• **ACTIVITY**: What is needed here is an exact printout of the data, with no pictures included.

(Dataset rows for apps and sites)
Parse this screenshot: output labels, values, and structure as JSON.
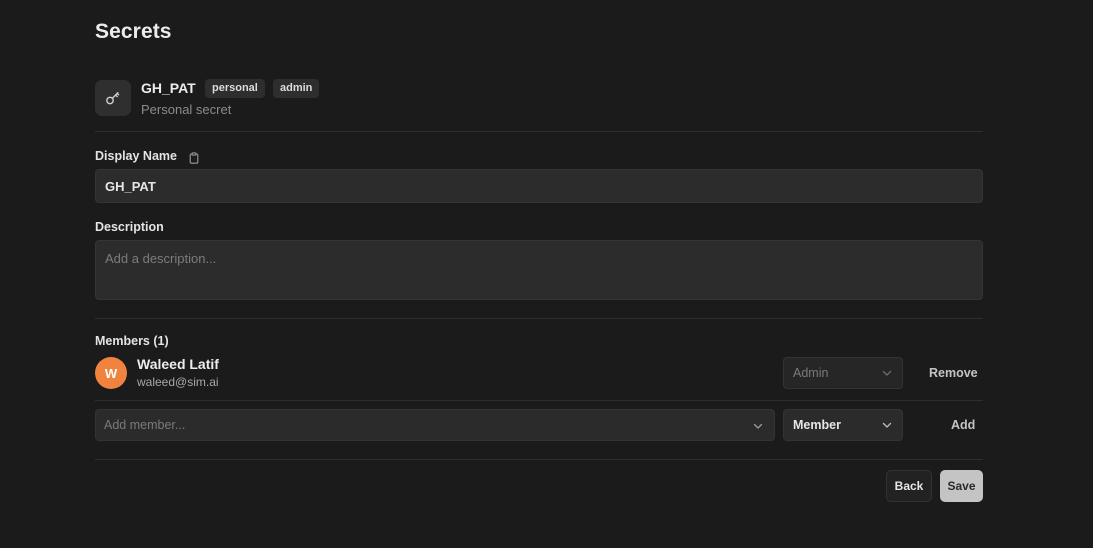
{
  "page": {
    "title": "Secrets"
  },
  "secret": {
    "icon": "key-icon",
    "name": "GH_PAT",
    "badges": [
      "personal",
      "admin"
    ],
    "subtitle": "Personal secret"
  },
  "form": {
    "display_name_label": "Display Name",
    "display_name_value": "GH_PAT",
    "copy_icon": "clipboard-icon",
    "description_label": "Description",
    "description_value": "",
    "description_placeholder": "Add a description..."
  },
  "members": {
    "label": "Members (1)",
    "list": [
      {
        "initial": "W",
        "name": "Waleed Latif",
        "email": "waleed@sim.ai",
        "role": "Admin",
        "action": "Remove"
      }
    ],
    "add_placeholder": "Add member...",
    "new_role": "Member",
    "add_label": "Add"
  },
  "footer": {
    "back_label": "Back",
    "save_label": "Save"
  },
  "colors": {
    "background": "#1b1b1b",
    "input": "#2c2c2c",
    "avatar": "#f0843f",
    "save_button": "#c4c4c4"
  }
}
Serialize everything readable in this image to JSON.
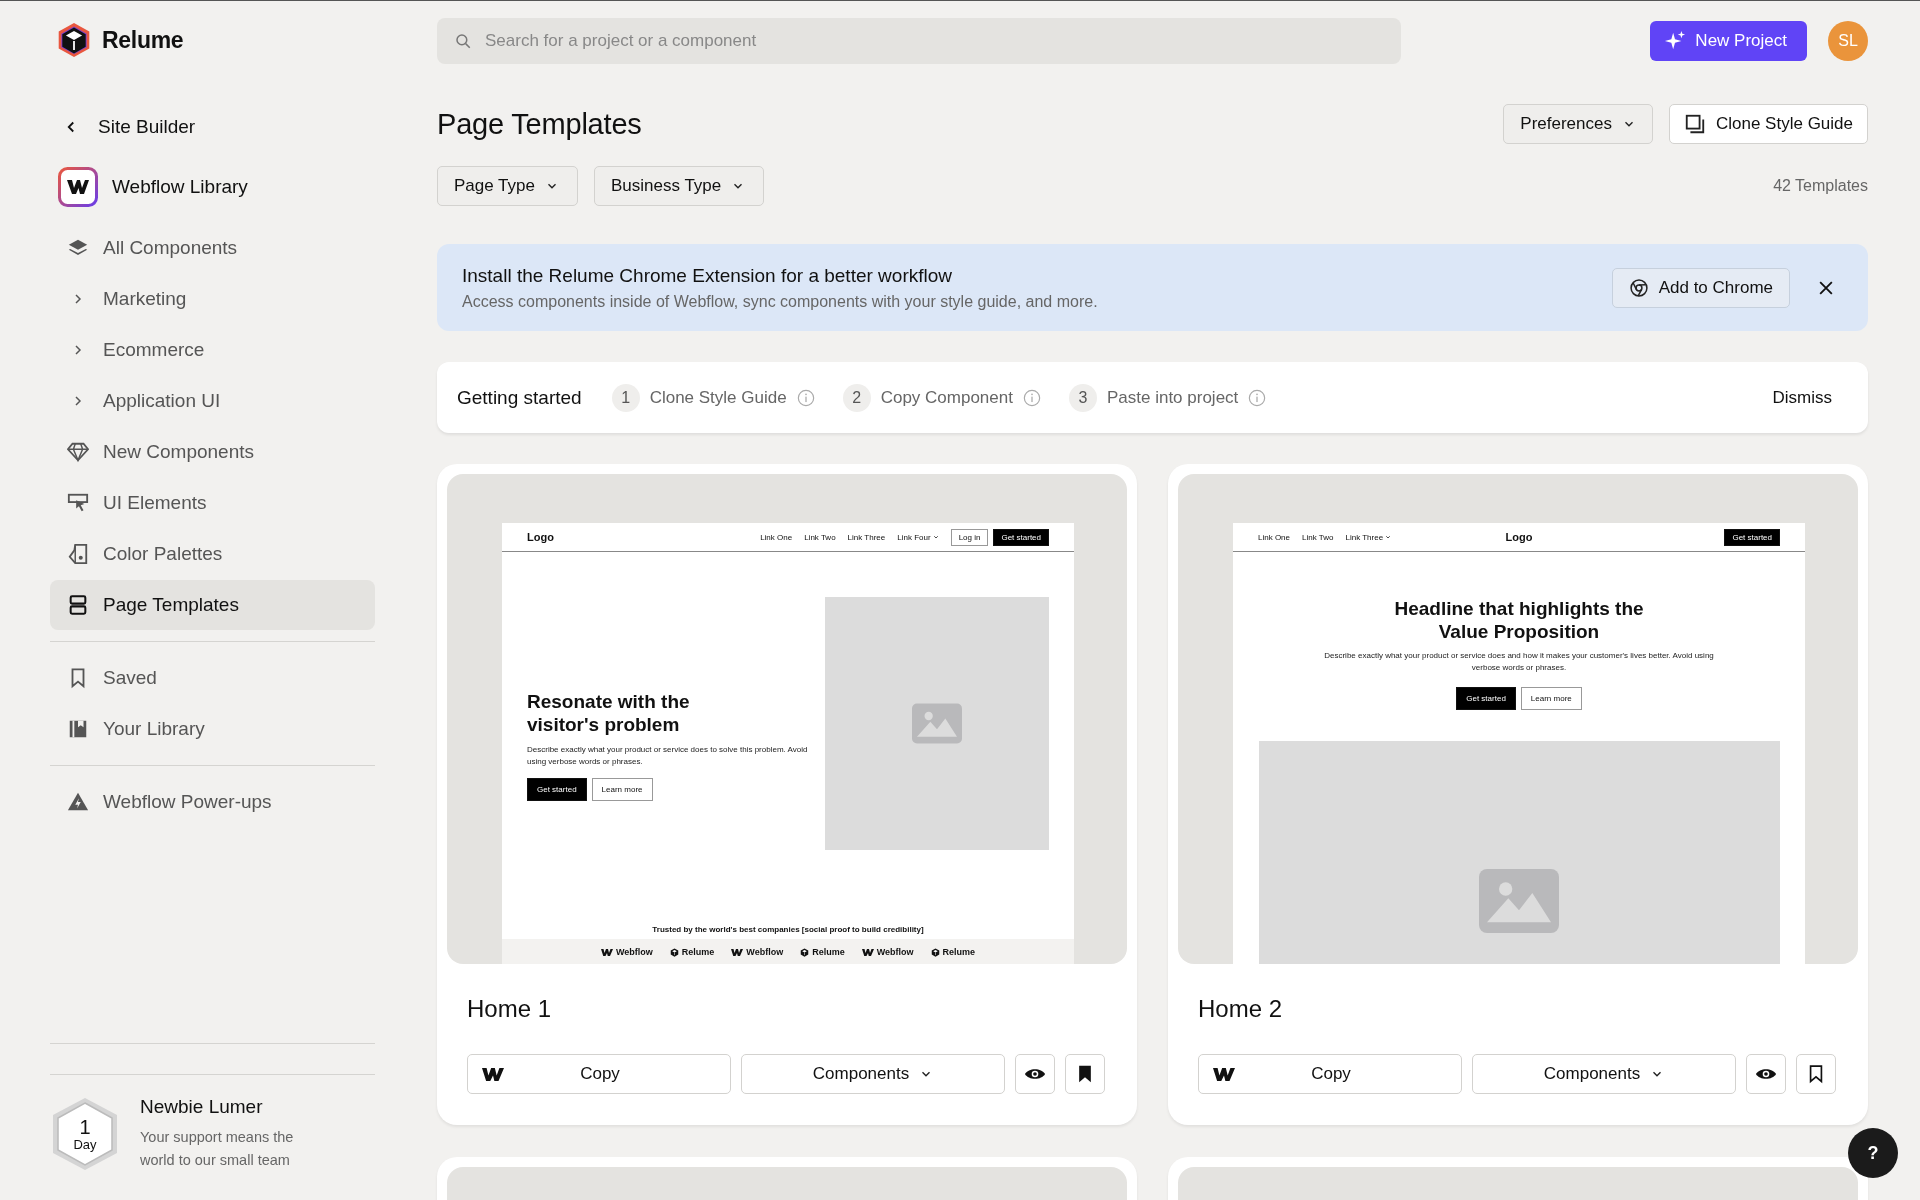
{
  "brand": {
    "name": "Relume"
  },
  "sidebar": {
    "back_link": {
      "label": "Site Builder"
    },
    "library": {
      "label": "Webflow Library"
    },
    "nav_items": [
      {
        "label": "All Components",
        "kind": "icon",
        "selected": false
      },
      {
        "label": "Marketing",
        "kind": "expandable",
        "selected": false
      },
      {
        "label": "Ecommerce",
        "kind": "expandable",
        "selected": false
      },
      {
        "label": "Application UI",
        "kind": "expandable",
        "selected": false
      },
      {
        "label": "New Components",
        "kind": "icon",
        "selected": false
      },
      {
        "label": "UI Elements",
        "kind": "icon",
        "selected": false
      },
      {
        "label": "Color Palettes",
        "kind": "icon",
        "selected": false
      },
      {
        "label": "Page Templates",
        "kind": "icon",
        "selected": true
      }
    ],
    "saved_items": [
      {
        "label": "Saved",
        "selected": false
      },
      {
        "label": "Your Library",
        "selected": false
      }
    ],
    "extra_items": [
      {
        "label": "Webflow Power-ups",
        "selected": false
      }
    ],
    "promo": {
      "badge_number": "1",
      "badge_unit": "Day",
      "title": "Newbie Lumer",
      "text": "Your support means the world to our small team"
    }
  },
  "topbar": {
    "search": {
      "placeholder": "Search for a project or a component"
    },
    "new_project": {
      "label": "New Project"
    },
    "avatar": {
      "initials": "SL"
    }
  },
  "page": {
    "title": "Page Templates",
    "actions": [
      {
        "label": "Preferences",
        "kind": "dropdown"
      },
      {
        "label": "Clone Style Guide",
        "kind": "copy"
      }
    ],
    "filters": [
      {
        "label": "Page Type"
      },
      {
        "label": "Business Type"
      }
    ],
    "count": "42 Templates"
  },
  "banner": {
    "title": "Install the Relume Chrome Extension for a better workflow",
    "text": "Access components inside of Webflow, sync components with your style guide, and more.",
    "button": {
      "label": "Add to Chrome"
    }
  },
  "getting_started": {
    "title": "Getting started",
    "steps": [
      {
        "number": "1",
        "label": "Clone Style Guide"
      },
      {
        "number": "2",
        "label": "Copy Component"
      },
      {
        "number": "3",
        "label": "Paste into project"
      }
    ],
    "dismiss": {
      "label": "Dismiss"
    }
  },
  "templates": [
    {
      "name": "Home 1",
      "saved": true,
      "copy_label": "Copy",
      "components_label": "Components",
      "preview": {
        "kind": "split",
        "logo": "Logo",
        "links": [
          {
            "label": "Link One",
            "dropdown": false
          },
          {
            "label": "Link Two",
            "dropdown": false
          },
          {
            "label": "Link Three",
            "dropdown": false
          },
          {
            "label": "Link Four",
            "dropdown": true
          }
        ],
        "nav_buttons": [
          {
            "label": "Log in",
            "kind": "outline"
          },
          {
            "label": "Get started",
            "kind": "solid"
          }
        ],
        "headline": "Resonate with the visitor's problem",
        "text": "Describe exactly what your product or service does to solve this problem. Avoid using verbose words or phrases.",
        "cta": [
          {
            "label": "Get started",
            "kind": "solid"
          },
          {
            "label": "Learn more",
            "kind": "outline"
          }
        ],
        "logos_title": "Trusted by the world's best companies [social proof to build credibility]",
        "logos": [
          {
            "label": "Webflow",
            "kind": "w"
          },
          {
            "label": "Relume",
            "kind": "cube"
          },
          {
            "label": "Webflow",
            "kind": "w"
          },
          {
            "label": "Relume",
            "kind": "cube"
          },
          {
            "label": "Webflow",
            "kind": "w"
          },
          {
            "label": "Relume",
            "kind": "cube"
          }
        ]
      }
    },
    {
      "name": "Home 2",
      "saved": false,
      "copy_label": "Copy",
      "components_label": "Components",
      "preview": {
        "kind": "centered",
        "logo": "Logo",
        "links": [
          {
            "label": "Link One",
            "dropdown": false
          },
          {
            "label": "Link Two",
            "dropdown": false
          },
          {
            "label": "Link Three",
            "dropdown": true
          }
        ],
        "nav_buttons": [
          {
            "label": "Get started",
            "kind": "solid"
          }
        ],
        "headline": "Headline that highlights the Value Proposition",
        "text": "Describe exactly what your product or service does and how it makes your customer's lives better. Avoid using verbose words or phrases.",
        "cta": [
          {
            "label": "Get started",
            "kind": "solid"
          },
          {
            "label": "Learn more",
            "kind": "outline"
          }
        ]
      }
    },
    {
      "preview": {
        "kind": "blank"
      }
    },
    {
      "preview": {
        "kind": "blank"
      }
    }
  ],
  "help": {
    "label": "?"
  }
}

• **ANSWER SPACE**:
Parse this screenshot: output labels, values, and structure as JSON.
{
  "page": {
    "title": "Secrets"
  },
  "secret": {
    "icon": "key-icon",
    "name": "GH_PAT",
    "badges": [
      "personal",
      "admin"
    ],
    "subtitle": "Personal secret"
  },
  "form": {
    "display_name_label": "Display Name",
    "display_name_value": "GH_PAT",
    "copy_icon": "clipboard-icon",
    "description_label": "Description",
    "description_value": "",
    "description_placeholder": "Add a description..."
  },
  "members": {
    "label": "Members (1)",
    "list": [
      {
        "initial": "W",
        "name": "Waleed Latif",
        "email": "waleed@sim.ai",
        "role": "Admin",
        "action": "Remove"
      }
    ],
    "add_placeholder": "Add member...",
    "new_role": "Member",
    "add_label": "Add"
  },
  "footer": {
    "back_label": "Back",
    "save_label": "Save"
  },
  "colors": {
    "background": "#1b1b1b",
    "input": "#2c2c2c",
    "avatar": "#f0843f",
    "save_button": "#c4c4c4"
  }
}
Serialize everything readable in this image to JSON.
{
  "brand": {
    "name": "Relume"
  },
  "sidebar": {
    "back_link": {
      "label": "Site Builder"
    },
    "library": {
      "label": "Webflow Library"
    },
    "nav_items": [
      {
        "label": "All Components",
        "kind": "icon",
        "selected": false
      },
      {
        "label": "Marketing",
        "kind": "expandable",
        "selected": false
      },
      {
        "label": "Ecommerce",
        "kind": "expandable",
        "selected": false
      },
      {
        "label": "Application UI",
        "kind": "expandable",
        "selected": false
      },
      {
        "label": "New Components",
        "kind": "icon",
        "selected": false
      },
      {
        "label": "UI Elements",
        "kind": "icon",
        "selected": false
      },
      {
        "label": "Color Palettes",
        "kind": "icon",
        "selected": false
      },
      {
        "label": "Page Templates",
        "kind": "icon",
        "selected": true
      }
    ],
    "saved_items": [
      {
        "label": "Saved",
        "selected": false
      },
      {
        "label": "Your Library",
        "selected": false
      }
    ],
    "extra_items": [
      {
        "label": "Webflow Power-ups",
        "selected": false
      }
    ],
    "promo": {
      "badge_number": "1",
      "badge_unit": "Day",
      "title": "Newbie Lumer",
      "text": "Your support means the world to our small team"
    }
  },
  "topbar": {
    "search": {
      "placeholder": "Search for a project or a component"
    },
    "new_project": {
      "label": "New Project"
    },
    "avatar": {
      "initials": "SL"
    }
  },
  "page": {
    "title": "Page Templates",
    "actions": [
      {
        "label": "Preferences",
        "kind": "dropdown"
      },
      {
        "label": "Clone Style Guide",
        "kind": "copy"
      }
    ],
    "filters": [
      {
        "label": "Page Type"
      },
      {
        "label": "Business Type"
      }
    ],
    "count": "42 Templates"
  },
  "banner": {
    "title": "Install the Relume Chrome Extension for a better workflow",
    "text": "Access components inside of Webflow, sync components with your style guide, and more.",
    "button": {
      "label": "Add to Chrome"
    }
  },
  "getting_started": {
    "title": "Getting started",
    "steps": [
      {
        "number": "1",
        "label": "Clone Style Guide"
      },
      {
        "number": "2",
        "label": "Copy Component"
      },
      {
        "number": "3",
        "label": "Paste into project"
      }
    ],
    "dismiss": {
      "label": "Dismiss"
    }
  },
  "templates": [
    {
      "name": "Home 1",
      "saved": true,
      "copy_label": "Copy",
      "components_label": "Components",
      "preview": {
        "kind": "split",
        "logo": "Logo",
        "links": [
          {
            "label": "Link One",
            "dropdown": false
          },
          {
            "label": "Link Two",
            "dropdown": false
          },
          {
            "label": "Link Three",
            "dropdown": false
          },
          {
            "label": "Link Four",
            "dropdown": true
          }
        ],
        "nav_buttons": [
          {
            "label": "Log in",
            "kind": "outline"
          },
          {
            "label": "Get started",
            "kind": "solid"
          }
        ],
        "headline": "Resonate with the visitor's problem",
        "text": "Describe exactly what your product or service does to solve this problem. Avoid using verbose words or phrases.",
        "cta": [
          {
            "label": "Get started",
            "kind": "solid"
          },
          {
            "label": "Learn more",
            "kind": "outline"
          }
        ],
        "logos_title": "Trusted by the world's best companies [social proof to build credibility]",
        "logos": [
          {
            "label": "Webflow",
            "kind": "w"
          },
          {
            "label": "Relume",
            "kind": "cube"
          },
          {
            "label": "Webflow",
            "kind": "w"
          },
          {
            "label": "Relume",
            "kind": "cube"
          },
          {
            "label": "Webflow",
            "kind": "w"
          },
          {
            "label": "Relume",
            "kind": "cube"
          }
        ]
      }
    },
    {
      "name": "Home 2",
      "saved": false,
      "copy_label": "Copy",
      "components_label": "Components",
      "preview": {
        "kind": "centered",
        "logo": "Logo",
        "links": [
          {
            "label": "Link One",
            "dropdown": false
          },
          {
            "label": "Link Two",
            "dropdown": false
          },
          {
            "label": "Link Three",
            "dropdown": true
          }
        ],
        "nav_buttons": [
          {
            "label": "Get started",
            "kind": "solid"
          }
        ],
        "headline": "Headline that highlights the Value Proposition",
        "text": "Describe exactly what your product or service does and how it makes your customer's lives better. Avoid using verbose words or phrases.",
        "cta": [
          {
            "label": "Get started",
            "kind": "solid"
          },
          {
            "label": "Learn more",
            "kind": "outline"
          }
        ]
      }
    },
    {
      "preview": {
        "kind": "blank"
      }
    },
    {
      "preview": {
        "kind": "blank"
      }
    }
  ],
  "help": {
    "label": "?"
  }
}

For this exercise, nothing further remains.